Sunday, November 27, 2011

Sound Salvation

Since we're in a linking mood -- and that's really all we have energy for at the moment -- let's all give our attention to two related articles from different sources.

Chronologically, Slate came out first, swinging for rock & roll radio with a piece by Christine Pawlak. Hers is a first-person account of life as a radio DJ during what most culture-watchers perceive as the sunset on the empire of FM rock radio.

Two days later, the AV Club's Jason Heller wondered in print as to why classic-rock stations are suddenly including 1990s rock in their rotation. When Smashing Pumpkins rub up against Creedence Clearwater Revival, strange things are afoot.

Friday, November 25, 2011

8mm, 16mm, 35mm, Go!

"All the things I am attracted to are just about to disappear."

Tacita Dean said that in an interview published in the Oct 31 issue of The New Yorker this year. She's an artist who works primarily with 16mm film and recently expanded into 35mm for "FILM", an exhibition at the Tate.

We've never seen any of Dean's work firsthand, but The New Yorker interview compelled us to read more about her. [Read an excerpt here -- ed.]  And should the opportunity arise, we'll be there to watch whatever she's filmed.

Here's a YouTube film about her Tate installation, narrated by the artist.

Mr. Roberts Has Something to Say

Journalist Kevan Roberts has a new job writing about music, and we presume, other things for The Huffington Post.

Because The Typing Monkey was fortunate enough to have worked alongside Mr. Roberts for several years, we are super-pumped to have the opportunity to read his work again. We reserve the right to wonder how often he swore while composing his innaugural Huffington Post column, a fond recollection of grunge.

More please.

Thursday, November 24, 2011

Oh Hey, the Blog

... riiight.

On Friday Nov 4 Typing Monkey Int'l, the gloabal syndicate that owns Typing Monkey Industries, which in turn has among its holdings The Typing Monkey, decided to "enact cutbacks."

That's rich white guy code that translates roughly to "Odin's Beard! It's midway through the second quarter of our fiscal year and we're bleeding money. Let's fire employees and sell off anything that's not turning a profit."

To his credit, our publisher, S.L. Kreighton booked time with the TMI board of directors to make his case for preserving The Typing Monkey. There were PowerPoint decks, spreadsheets with pivot-tables, a reminder that we're the only TMI entitiy that requires our mailroom staff to become Six Sigma black belts.

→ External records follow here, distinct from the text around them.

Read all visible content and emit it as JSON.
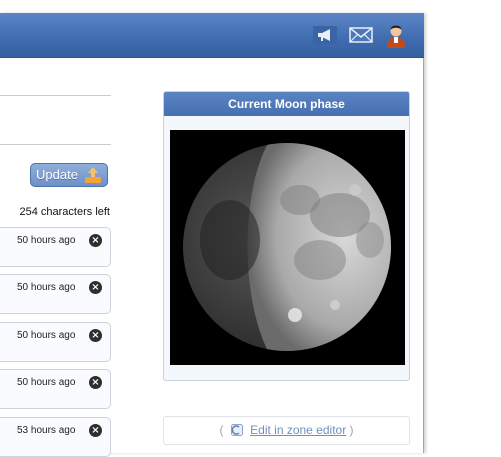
{
  "toolbar": {
    "update_label": "Update",
    "chars_left": "254 characters left"
  },
  "header_icons": [
    "megaphone-icon",
    "mail-icon",
    "user-icon"
  ],
  "comments": [
    {
      "time": "50 hours ago"
    },
    {
      "time": "50 hours ago"
    },
    {
      "time": "50 hours ago"
    },
    {
      "time": "50 hours ago"
    },
    {
      "time": "53 hours ago"
    }
  ],
  "moon_widget": {
    "title": "Current Moon phase"
  },
  "zone_editor": {
    "open_paren": "(",
    "link_label": "Edit in zone editor",
    "close_paren": ")"
  },
  "colors": {
    "header_blue": "#4170b3",
    "panel_title_blue": "#4f79bb",
    "link_blue": "#6e8fbf"
  }
}
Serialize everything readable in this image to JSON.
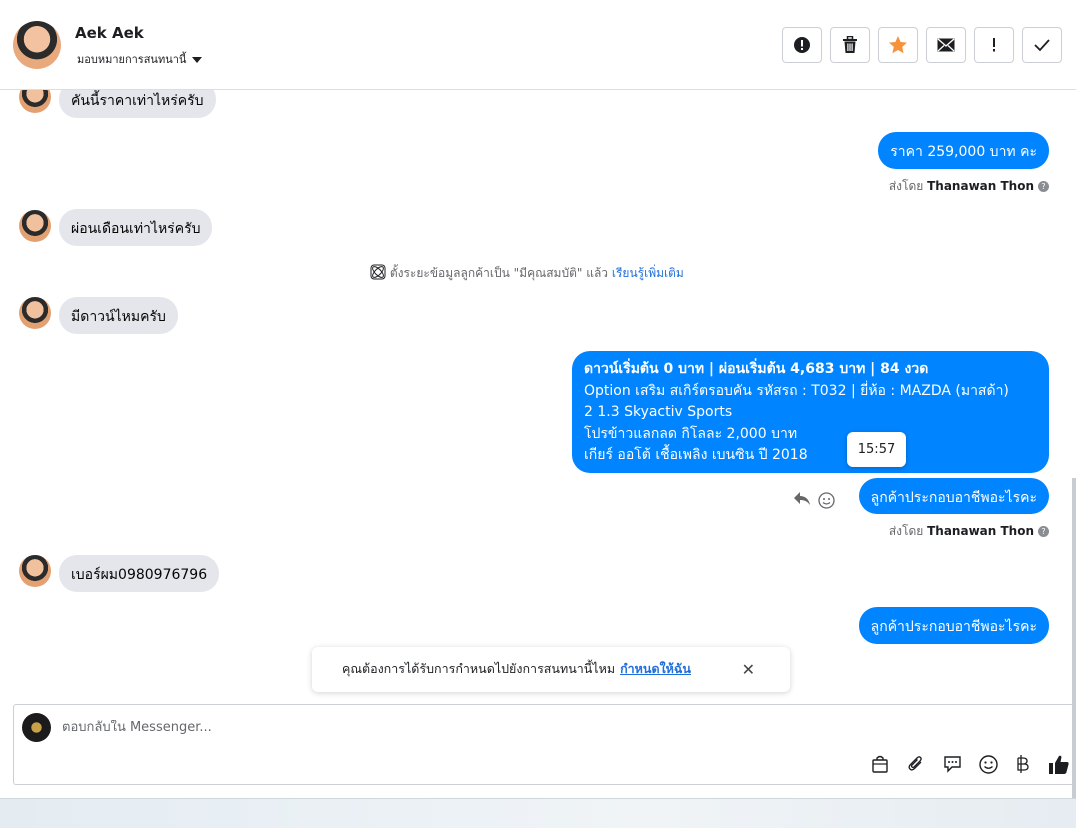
{
  "header": {
    "name": "Aek Aek",
    "assign_label": "มอบหมายการสนทนานี้",
    "actions": [
      "alert-icon",
      "trash-icon",
      "star-icon",
      "mail-icon",
      "exclamation-icon",
      "check-icon"
    ],
    "star_color": "#f7923a"
  },
  "messages": {
    "in1": "คันนี้ราคาเท่าไหร่ครับ",
    "out1": "ราคา 259,000 บาท  คะ",
    "sent_by_prefix": "ส่งโดย",
    "sent_by_name": "Thanawan Thon",
    "in2": "ผ่อนเดือนเท่าไหร่ครับ",
    "system_text": "ตั้งระยะข้อมูลลูกค้าเป็น \"มีคุณสมบัติ\" แล้ว",
    "system_link": "เรียนรู้เพิ่มเติม",
    "in3": "มีดาวน์ไหมครับ",
    "long_lines": [
      "ดาวน์เริ่มต้น 0 บาท | ผ่อนเริ่มต้น 4,683 บาท | 84 งวด",
      " Option เสริม สเกิร์ตรอบคัน  รหัสรถ : T032 |  ยี่ห้อ : MAZDA (มาสด้า)",
      "2 1.3 Skyactiv Sports",
      " โปรข้าวแลกลด กิโลละ 2,000 บาท",
      " เกียร์ ออโต้  เชื้อเพลิง เบนซิน  ปี 2018"
    ],
    "tooltip_time": "15:57",
    "out2": "ลูกค้าประกอบอาชีพอะไรคะ",
    "in4": "เบอร์ผม0980976796",
    "out3": "ลูกค้าประกอบอาชีพอะไรคะ"
  },
  "toast": {
    "text": "คุณต้องการได้รับการกำหนดไปยังการสนทนานี้ไหม",
    "link": "กำหนดให้ฉัน"
  },
  "composer": {
    "placeholder": "ตอบกลับใน Messenger...",
    "tools": [
      "bag-icon",
      "paperclip-icon",
      "chat-bubble-icon",
      "emoji-icon",
      "baht-icon",
      "thumbs-up-icon"
    ]
  },
  "colors": {
    "accent": "#0084ff",
    "incoming": "#e4e6eb",
    "link": "#216fdb"
  }
}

We lost the helicopter -- the helipad on the roof of our Seattle office has been turned into a community p-patch which sounds eco friendly and responsible but is nothing more than a tax write-off wrapped in good PR. There were layoffs and most of the editorial staff has been bumped to freelance status so TMI can avoid paying for benefits.

We no longer enjoy free Bumble Bars in the snackateria, coffee is now 15 cents a cup and the company-subsidized Classic Cinema and Cognac Club has been disbanded.

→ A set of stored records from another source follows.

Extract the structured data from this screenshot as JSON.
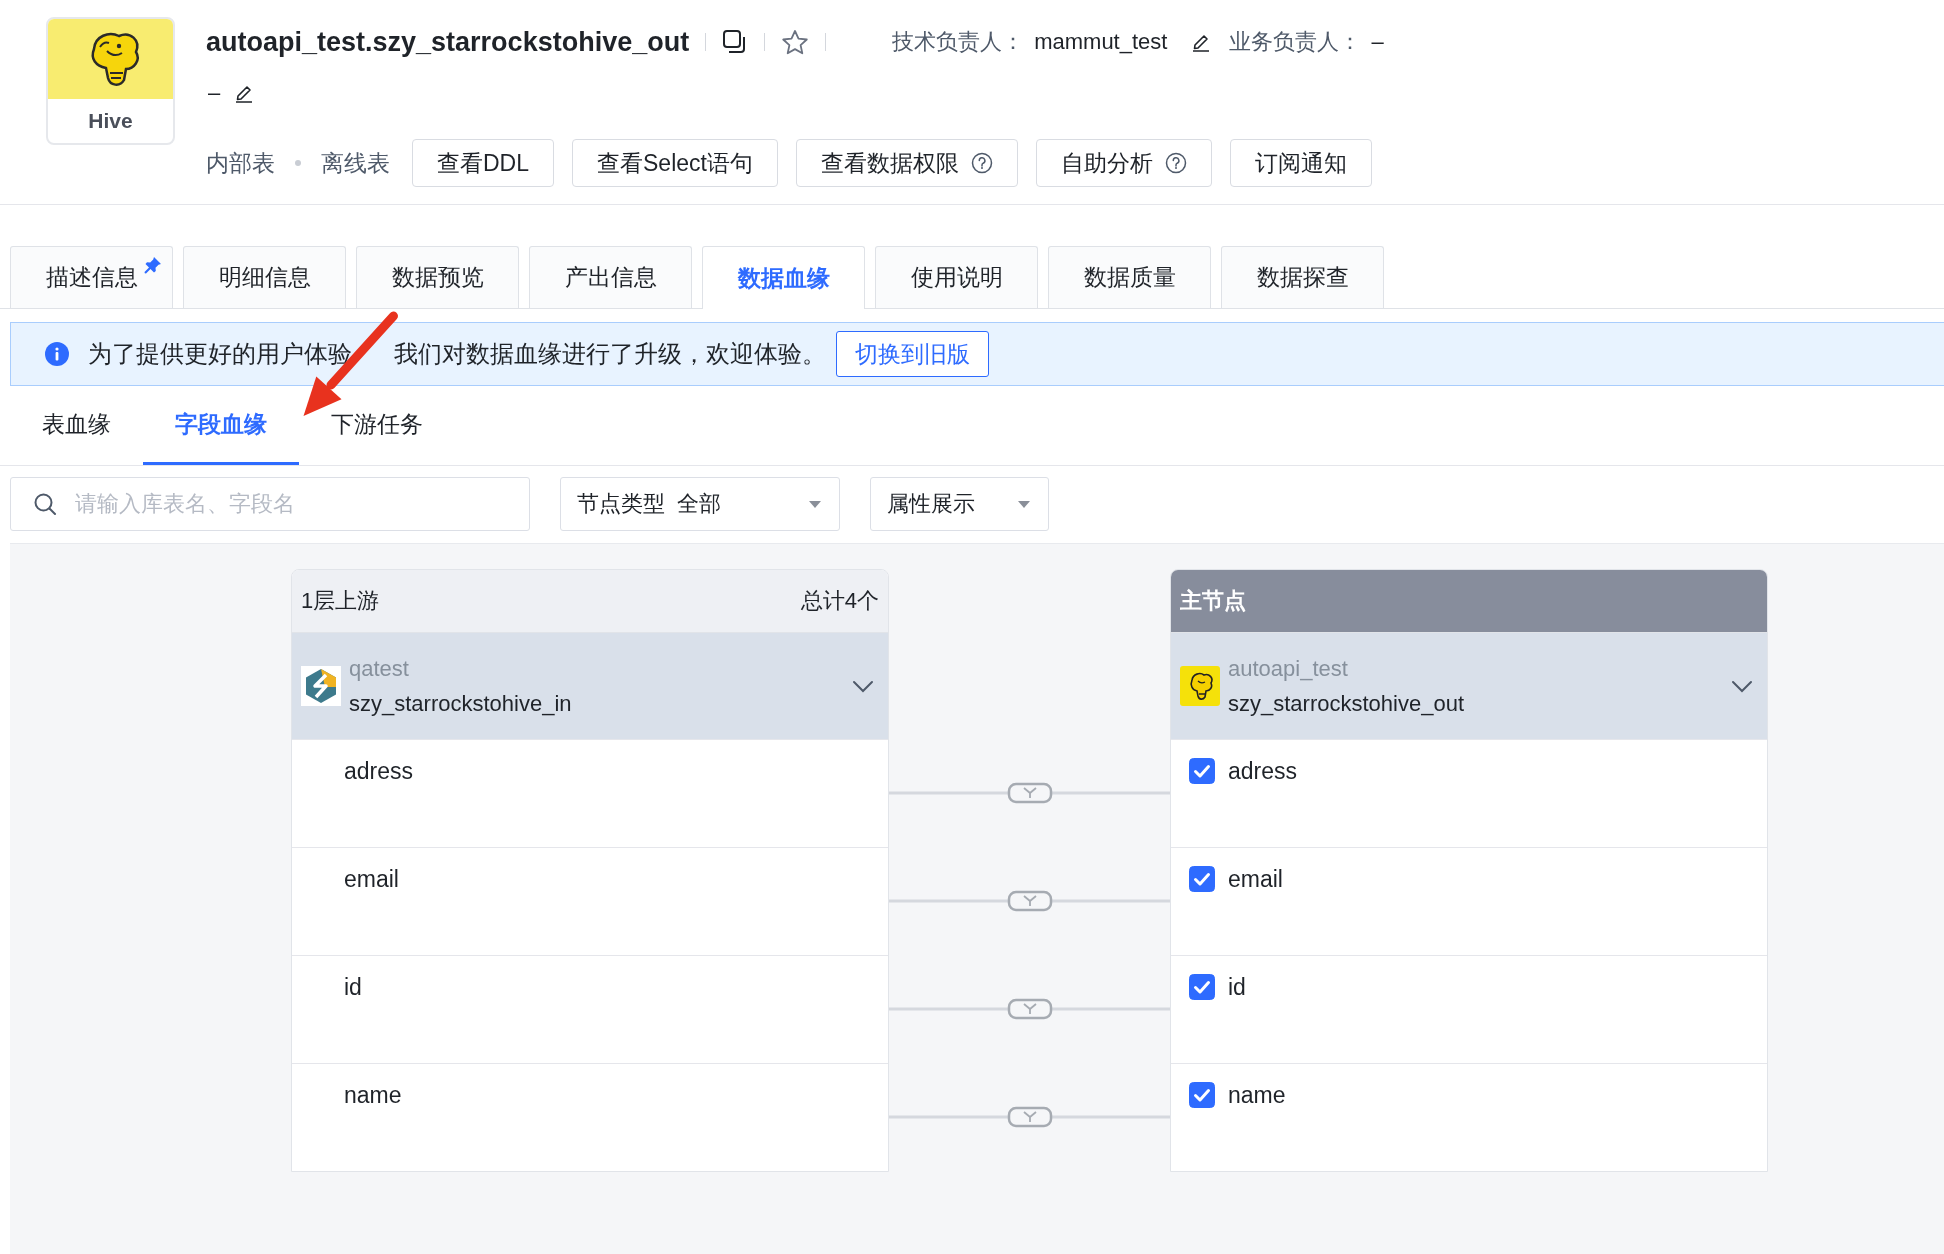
{
  "asset": {
    "logo_label": "Hive",
    "title": "autoapi_test.szy_starrockstohive_out",
    "starred": false,
    "tech_owner_label": "技术负责人：",
    "tech_owner": "mammut_test",
    "biz_owner_label": "业务负责人：",
    "biz_owner": "–",
    "description": "–",
    "tags": [
      "内部表",
      "离线表"
    ],
    "actions": [
      {
        "label": "查看DDL",
        "help": false
      },
      {
        "label": "查看Select语句",
        "help": false
      },
      {
        "label": "查看数据权限",
        "help": true
      },
      {
        "label": "自助分析",
        "help": true
      },
      {
        "label": "订阅通知",
        "help": false
      }
    ]
  },
  "tabs": [
    {
      "label": "描述信息",
      "selected": false,
      "pinned": true
    },
    {
      "label": "明细信息",
      "selected": false,
      "pinned": false
    },
    {
      "label": "数据预览",
      "selected": false,
      "pinned": false
    },
    {
      "label": "产出信息",
      "selected": false,
      "pinned": false
    },
    {
      "label": "数据血缘",
      "selected": true,
      "pinned": false
    },
    {
      "label": "使用说明",
      "selected": false,
      "pinned": false
    },
    {
      "label": "数据质量",
      "selected": false,
      "pinned": false
    },
    {
      "label": "数据探查",
      "selected": false,
      "pinned": false
    }
  ],
  "notice": {
    "text_parts": [
      "为了提供更好的用户体验",
      "我们对数据血缘进行了升级，欢迎体验。"
    ],
    "button": "切换到旧版"
  },
  "lineage_tabs": [
    {
      "label": "表血缘",
      "selected": false
    },
    {
      "label": "字段血缘",
      "selected": true
    },
    {
      "label": "下游任务",
      "selected": false
    }
  ],
  "filters": {
    "search": {
      "placeholder": "请输入库表名、字段名"
    },
    "node_type": {
      "label": "节点类型",
      "value": "全部"
    },
    "attributes": {
      "label": "属性展示"
    }
  },
  "lineage": {
    "nodes": [
      {
        "kind": "upstream",
        "title": "1层上游",
        "count": "总计4个",
        "database": "qatest",
        "table": "szy_starrockstohive_in",
        "fields": [
          {
            "name": "adress",
            "linked": true
          },
          {
            "name": "email",
            "linked": true
          },
          {
            "name": "id",
            "linked": true
          },
          {
            "name": "name",
            "linked": true
          }
        ]
      },
      {
        "kind": "main",
        "title": "主节点",
        "database": "autoapi_test",
        "table": "szy_starrockstohive_out",
        "fields": [
          {
            "name": "adress",
            "checked": true
          },
          {
            "name": "email",
            "checked": true
          },
          {
            "name": "id",
            "checked": true
          },
          {
            "name": "name",
            "checked": true
          }
        ]
      }
    ]
  }
}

Kreighton convinced TMI to keep him on under the title "advising editor" and we retained a small support staff and our intern Eileen.

We apologize for the break in publication and will soon be back to providing you with our usual amount of pop-culture navel gazing, links to the best content on the Web, and pictures such as this one:

It's a poster by artist Albert Gantner, crafted in 1910 to protest the ban on Absinthe in Switzerland. A Christian zealot has stabbed the Green Fairy in the heart and stands victorious over her corpse. Please note that the jaundiced murderer is male and clothed in repressive garb resembling that of the Puritan.

Traditionally artists depict the Green Fairy as an etheral woman recalling the Greek muses, or sometimes with wings like a sprite. She is the mascot of the alcoholic drink, embodying the purported hallucination-inducing properties of Absinthe.

Gantner retains her green-toned flesh here but she is not a transluscent apparition. She is nude save for stockings and shoes of the sort we imagine may have been worn by Victorian courtesans. But that's pure speculation on our part.

The order-craving male has slain the chaos-welcoming female, austerity has triumphed over a good time, the buzz has literally been killed. We are funny monkeys.

Wednesday, November 2, 2011

Robyn's in the Kitchen

Hey. It's November already. What have you done?

We've wrapped up another Halloween Frenzy and not a single Ghost Dot consumed. The Typing Monkey is disappointed in Tootsie Roll Industries' lack of enthusiasm for Halloween this year. If you'd like to send them a formal complaint or just beg, like Gerald Levert, for another chance at Ghost Dots, please do. We have.

And in the meantime, take solace is this distraction:

[Courtesy of favoritanton]

The video came our way via Cover Me. In the short week it's been on YouTube (at the time of this writing) there are already tribute videos. Erato has a Facebook and come from Sweden.